[Opening Entries shown section]

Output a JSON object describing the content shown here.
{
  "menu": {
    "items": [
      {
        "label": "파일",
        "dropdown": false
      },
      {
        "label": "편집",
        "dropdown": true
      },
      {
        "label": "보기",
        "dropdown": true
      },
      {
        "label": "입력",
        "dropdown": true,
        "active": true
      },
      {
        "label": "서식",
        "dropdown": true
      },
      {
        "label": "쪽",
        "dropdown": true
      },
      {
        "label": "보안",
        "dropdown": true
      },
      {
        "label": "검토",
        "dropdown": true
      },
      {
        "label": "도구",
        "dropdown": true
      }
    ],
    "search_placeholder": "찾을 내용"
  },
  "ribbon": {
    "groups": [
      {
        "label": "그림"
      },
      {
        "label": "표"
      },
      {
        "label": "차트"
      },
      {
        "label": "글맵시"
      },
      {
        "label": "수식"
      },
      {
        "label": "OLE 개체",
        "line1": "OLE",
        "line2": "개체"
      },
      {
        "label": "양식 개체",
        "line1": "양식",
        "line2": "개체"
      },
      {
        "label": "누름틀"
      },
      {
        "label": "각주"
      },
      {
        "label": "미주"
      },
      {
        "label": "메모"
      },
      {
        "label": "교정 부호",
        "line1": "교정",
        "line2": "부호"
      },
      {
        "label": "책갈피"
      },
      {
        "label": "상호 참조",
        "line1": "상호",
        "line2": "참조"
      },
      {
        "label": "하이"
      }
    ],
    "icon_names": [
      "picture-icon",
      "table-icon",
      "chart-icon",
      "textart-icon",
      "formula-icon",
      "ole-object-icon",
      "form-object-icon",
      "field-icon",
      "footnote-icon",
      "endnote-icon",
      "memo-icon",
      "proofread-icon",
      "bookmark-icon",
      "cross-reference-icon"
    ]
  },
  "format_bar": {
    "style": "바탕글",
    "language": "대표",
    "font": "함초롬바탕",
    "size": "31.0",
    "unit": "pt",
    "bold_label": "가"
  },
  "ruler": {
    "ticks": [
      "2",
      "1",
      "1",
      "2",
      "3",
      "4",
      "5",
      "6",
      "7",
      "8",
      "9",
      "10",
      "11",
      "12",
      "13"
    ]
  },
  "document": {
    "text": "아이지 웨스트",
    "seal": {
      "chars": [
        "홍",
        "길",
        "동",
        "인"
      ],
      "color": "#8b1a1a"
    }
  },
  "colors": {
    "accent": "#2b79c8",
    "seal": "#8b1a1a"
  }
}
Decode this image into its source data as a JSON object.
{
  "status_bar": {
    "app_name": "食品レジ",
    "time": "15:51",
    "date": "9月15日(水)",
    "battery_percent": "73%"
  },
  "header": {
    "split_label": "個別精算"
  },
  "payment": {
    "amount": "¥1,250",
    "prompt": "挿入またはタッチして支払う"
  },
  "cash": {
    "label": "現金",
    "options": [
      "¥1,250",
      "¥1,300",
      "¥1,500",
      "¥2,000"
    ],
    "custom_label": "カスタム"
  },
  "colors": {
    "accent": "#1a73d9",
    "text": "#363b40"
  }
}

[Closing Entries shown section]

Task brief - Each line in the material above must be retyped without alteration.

Solution to this task -
Output a JSON object describing the content shown here.
{
  "menu": {
    "items": [
      {
        "label": "파일",
        "dropdown": false
      },
      {
        "label": "편집",
        "dropdown": true
      },
      {
        "label": "보기",
        "dropdown": true
      },
      {
        "label": "입력",
        "dropdown": true,
        "active": true
      },
      {
        "label": "서식",
        "dropdown": true
      },
      {
        "label": "쪽",
        "dropdown": true
      },
      {
        "label": "보안",
        "dropdown": true
      },
      {
        "label": "검토",
        "dropdown": true
      },
      {
        "label": "도구",
        "dropdown": true
      }
    ],
    "search_placeholder": "찾을 내용"
  },
  "ribbon": {
    "groups": [
      {
        "label": "그림"
      },
      {
        "label": "표"
      },
      {
        "label": "차트"
      },
      {
        "label": "글맵시"
      },
      {
        "label": "수식"
      },
      {
        "label": "OLE 개체",
        "line1": "OLE",
        "line2": "개체"
      },
      {
        "label": "양식 개체",
        "line1": "양식",
        "line2": "개체"
      },
      {
        "label": "누름틀"
      },
      {
        "label": "각주"
      },
      {
        "label": "미주"
      },
      {
        "label": "메모"
      },
      {
        "label": "교정 부호",
        "line1": "교정",
        "line2": "부호"
      },
      {
        "label": "책갈피"
      },
      {
        "label": "상호 참조",
        "line1": "상호",
        "line2": "참조"
      },
      {
        "label": "하이"
      }
    ],
    "icon_names": [
      "picture-icon",
      "table-icon",
      "chart-icon",
      "textart-icon",
      "formula-icon",
      "ole-object-icon",
      "form-object-icon",
      "field-icon",
      "footnote-icon",
      "endnote-icon",
      "memo-icon",
      "proofread-icon",
      "bookmark-icon",
      "cross-reference-icon"
    ]
  },
  "format_bar": {
    "style": "바탕글",
    "language": "대표",
    "font": "함초롬바탕",
    "size": "31.0",
    "unit": "pt",
    "bold_label": "가"
  },
  "ruler": {
    "ticks": [
      "2",
      "1",
      "1",
      "2",
      "3",
      "4",
      "5",
      "6",
      "7",
      "8",
      "9",
      "10",
      "11",
      "12",
      "13"
    ]
  },
  "document": {
    "text": "아이지 웨스트",
    "seal": {
      "chars": [
        "홍",
        "길",
        "동",
        "인"
      ],
      "color": "#8b1a1a"
    }
  },
  "colors": {
    "accent": "#2b79c8",
    "seal": "#8b1a1a"
  }
}
Decode this image into its source data as a JSON object.
{
  "status_bar": {
    "app_name": "食品レジ",
    "time": "15:51",
    "date": "9月15日(水)",
    "battery_percent": "73%"
  },
  "header": {
    "split_label": "個別精算"
  },
  "payment": {
    "amount": "¥1,250",
    "prompt": "挿入またはタッチして支払う"
  },
  "cash": {
    "label": "現金",
    "options": [
      "¥1,250",
      "¥1,300",
      "¥1,500",
      "¥2,000"
    ],
    "custom_label": "カスタム"
  },
  "colors": {
    "accent": "#1a73d9",
    "text": "#363b40"
  }
}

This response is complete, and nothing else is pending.